Flipped classroom

The flipped classroom is one in which, unlike traditional methods, lectures and instruction take place outside of synchronous class time, usually in the form of instructor videos or screencasts, while homework and group activities take place during class.

Roleplay

Explicit roleplay has a rich history in education. Law students use mock-trials to hone their craft; counselors roleplay client contact sessions, and many disciplines require students give presentations or perform project work while acting in the role of the professional they hope to become. In fact, the dialectical method of Socrates is a form of roleplay, wherein participants adopt an aspect for an argument not necessarily their own.

Practical gamification
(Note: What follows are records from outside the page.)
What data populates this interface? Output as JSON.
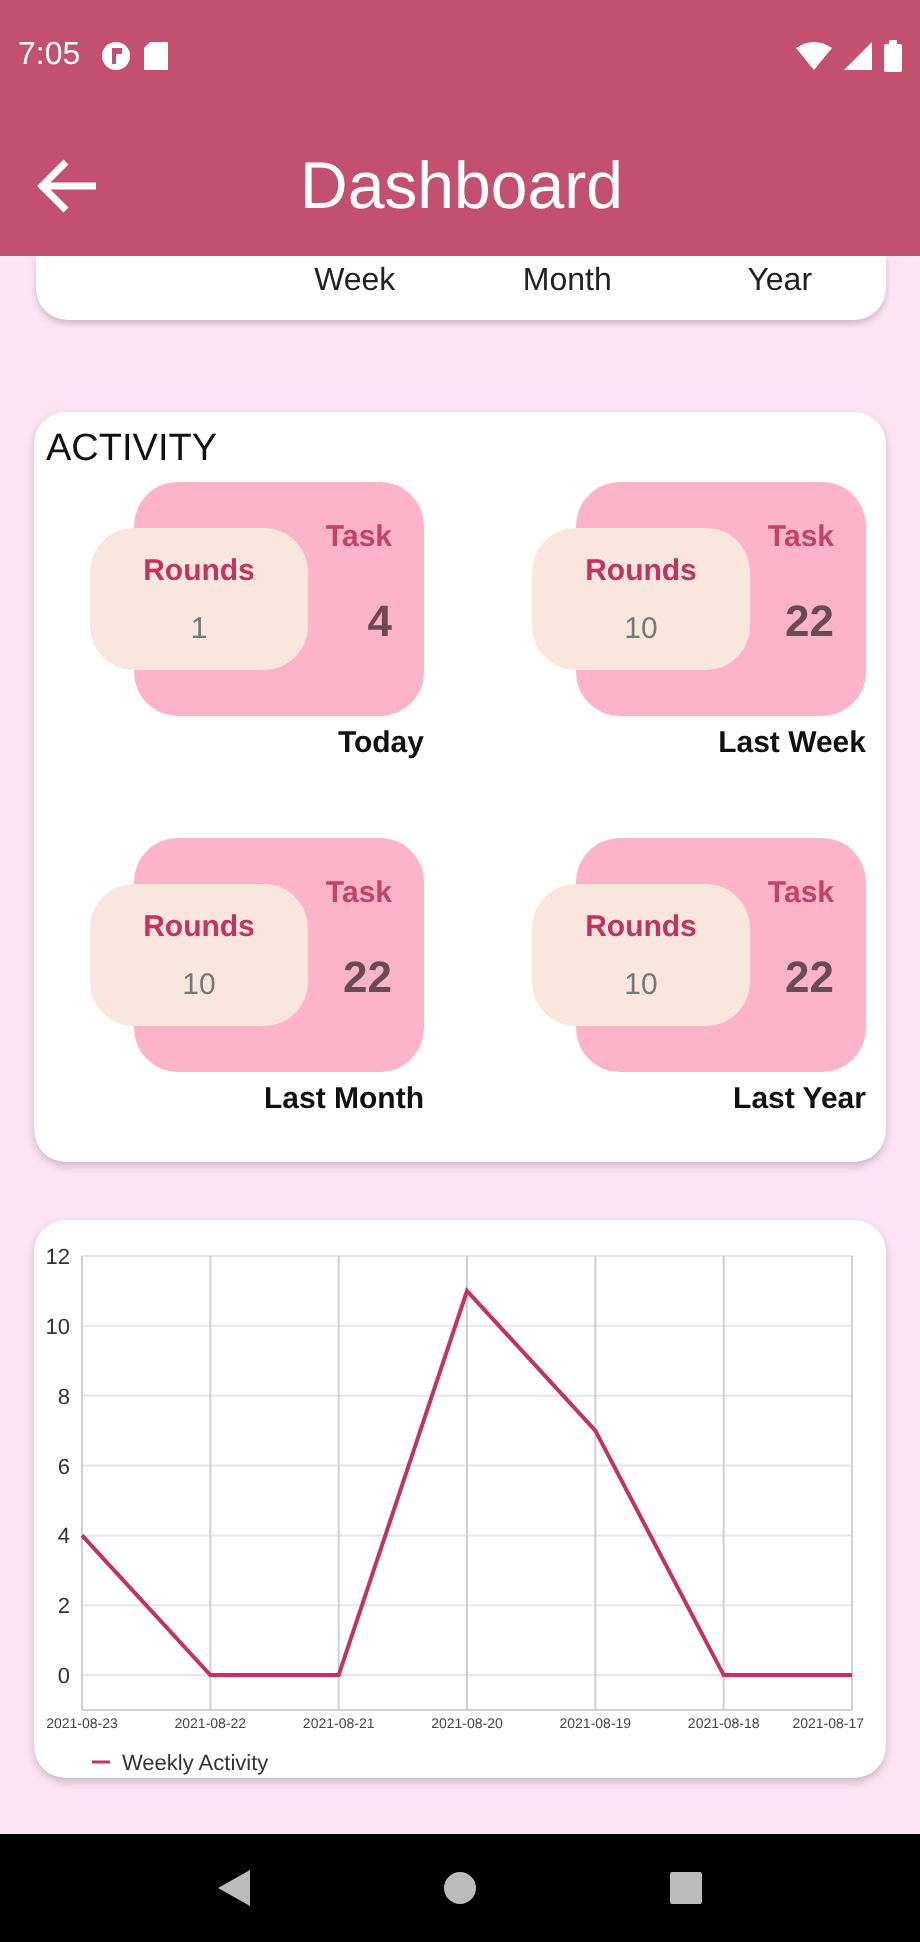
{
  "status_bar": {
    "time": "7:05"
  },
  "app_bar": {
    "title": "Dashboard"
  },
  "period_card": {
    "labels": [
      "Week",
      "Month",
      "Year"
    ]
  },
  "activity": {
    "title": "ACTIVITY",
    "tiles": [
      {
        "rounds_label": "Rounds",
        "rounds": "1",
        "task_label": "Task",
        "task": "4",
        "period": "Today"
      },
      {
        "rounds_label": "Rounds",
        "rounds": "10",
        "task_label": "Task",
        "task": "22",
        "period": "Last Week"
      },
      {
        "rounds_label": "Rounds",
        "rounds": "10",
        "task_label": "Task",
        "task": "22",
        "period": "Last Month"
      },
      {
        "rounds_label": "Rounds",
        "rounds": "10",
        "task_label": "Task",
        "task": "22",
        "period": "Last Year"
      }
    ]
  },
  "weekly_chart": {
    "chart_data": {
      "type": "line",
      "categories": [
        "2021-08-23",
        "2021-08-22",
        "2021-08-21",
        "2021-08-20",
        "2021-08-19",
        "2021-08-18",
        "2021-08-17"
      ],
      "series": [
        {
          "name": "Weekly Activity",
          "color": "#c2335f",
          "values": [
            4,
            0,
            0,
            11,
            7,
            0,
            0
          ]
        }
      ],
      "ylim": [
        -1,
        12
      ],
      "grid": true,
      "yticks": [
        0,
        2,
        4,
        6,
        8,
        10,
        12
      ]
    }
  }
}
In our last teaching tip we talked about the power of play and how celebrating successes, while minimizing the consequences of failure, can foster an environment of experimentation and discovery. In short, these are key elements that help make learning more fun. This week, we’re going to look at a practical examples of this principle applied in classrooms here at UAF.